Cape Gamōda, Tokushima → Abu, Tokushima

Map of Tokushima Prefecture with author’s route between Cape Gamōda and Abu highlighted. 🗺 Open map in GaiaGPS →

A hand with blue fingernails, dyed with indigo die, holds an indigo blue walking stick. 📍 Hachimanchō, Tokushima City

The morning sun glowed with the gold of Mediterranean winters, my fingernails were marked with the deep blue of Tokushima indigo, and it was time for a walk in the wilds of Shikoku.

A cold-looking, choppy sea from a rocky beach with a small island on the horizon.

Panorama of a jagged seashore with two small bays and lines of forested hills.

A rocky beach as seen from between small trees, with more forested hills on the horizon. 📍 Cape Gamōda, Tokushima

The cape stuck out into the Pacific like a ship’s prow, the ocean an expanse of rippling quicksilver in the fierce wind, and I stood there, barely able to breathe, then I turned around to walk until I could see the blue hills of Kyushu again.

A small statue of a Buddhist guardian in the slanting afternoon light.

From left to right: a woman in sunglasses and a knit hat (Hanga Yoshihara-Horváth), a man in a blue down jacket (Gyula Simonyi), and another man in a green canvas jacket (Peter Orosz, the author) smile into the camera.

The same woman, Hanga, balances on rocks on a beach, bundled up in many warm clothes.

A young boy in a green parka and a hand-dyed indigo shirt, Hanga’s son Mihály, brandises a samurai sword as he stands in the trunk of a car. 📍 Cape Gamōda, Tokushima

The gaunt silhouette of Gyula Simonyi had been visible from blocks away against the bulk of Tokushima Station. He had showed up the night before we left and would join me for the first days across Shikoku. We shouldered our rucksacks, waved goodbye to my friend Hanga Yoshihara-Horváth and her family, who had hosted us in Tokushima City, and set off.

Water drips from an old-fashioned hand pump labeled DRAGON.

Looking out on a sandy beach and a small island on the horizon.

Three farmhouses stand against a hillside in front of fallow fields. 📍 Cape Gamōda, Tokushima

Discarded appliances litter the undergrowth.

Trash covers the floor of a steep forest, with the sea visible behind the leaves.

A sign in the same place warns against littering.

A man with a white backpack, Peter Orosz, walks on the broken edge of a road.

Toys and plastic waste on the ground in a forest.

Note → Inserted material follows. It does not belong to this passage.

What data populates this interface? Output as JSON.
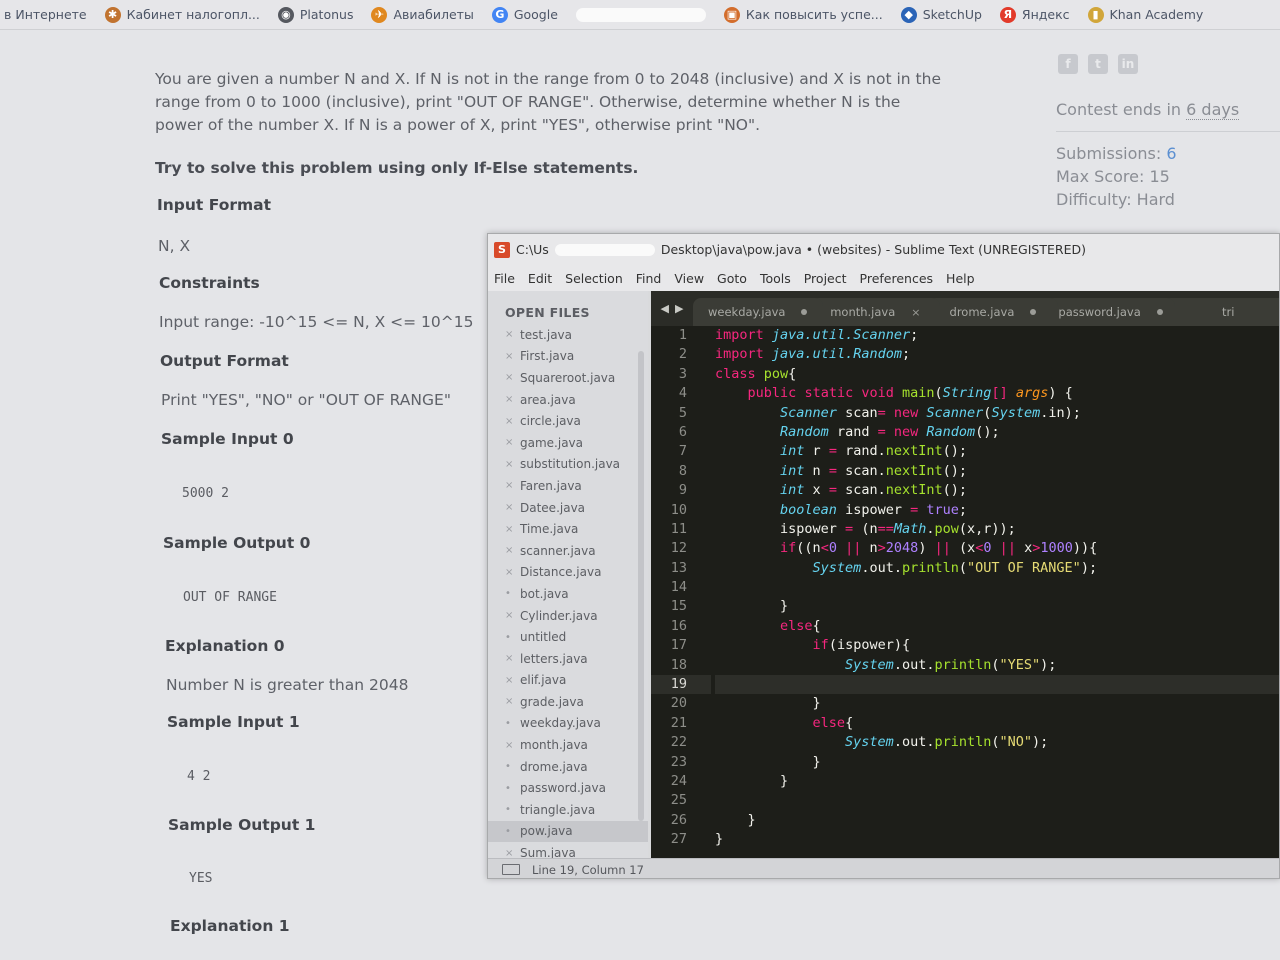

A man’s hiking boot steps on a discarded VCR, which lies among other pieces of garbage.

📍 Funase, Tokushima

It is a well-known fact that the Japanese don’t litter, and what little trash they produce they segregate into hyper-specific subsets for recycling. One of those subsets, readily observable on hillside roads between villages, is selections of household appliances chucked down the hillsides, to be recycled, presumably, by the monkeys and the subtropical forest.

A man with a grey rucksack, Gyula Simonyi, walks down a hillside, with a panoramic view of islands and the sea in front of him. ♨️ Cape Gamōda Hot Spring, Tokushima

Across the yellow winter grass, into the constant wind blowing from the ink-blue sea, we walked down the peninsula from Cape Gamōda, towards the interior of Tokushima.

A patch of silvergrass against a purple-orange sky.

A small fishing boat in a harbor at dusk.

A half-sunk fishing boat under a pier. 📍 Tsubaki, Tokushima

At dusk, after a few hours on the road, after an afternoon bath in an absurdly scenic bathhouse in the middle of nowhere, after a silent village where the only sign of private enterprise was a vending machine, it dawned on me with waves upon waves of joy that I really was back on the back roads of Japan, walking into the night with no idea where I would sleep or what I would eat. Later, we stood on the crest of the pass, and watched the endless carpet of stars mingle with the lights of the fishing boats out on the Pacific.

In the middle distance, a man, Peter Orosz, walks down a road in darkness, illuminated by a single streetlight. 📍 Abu, Tokushima

Shikoku Field Diary was written on the 500-kilometer walk across Shikoku in January and February 2019 that became the subject of The Wilds of Shikoku, my first book.

Additional photography on this page by Gyula Simonyi.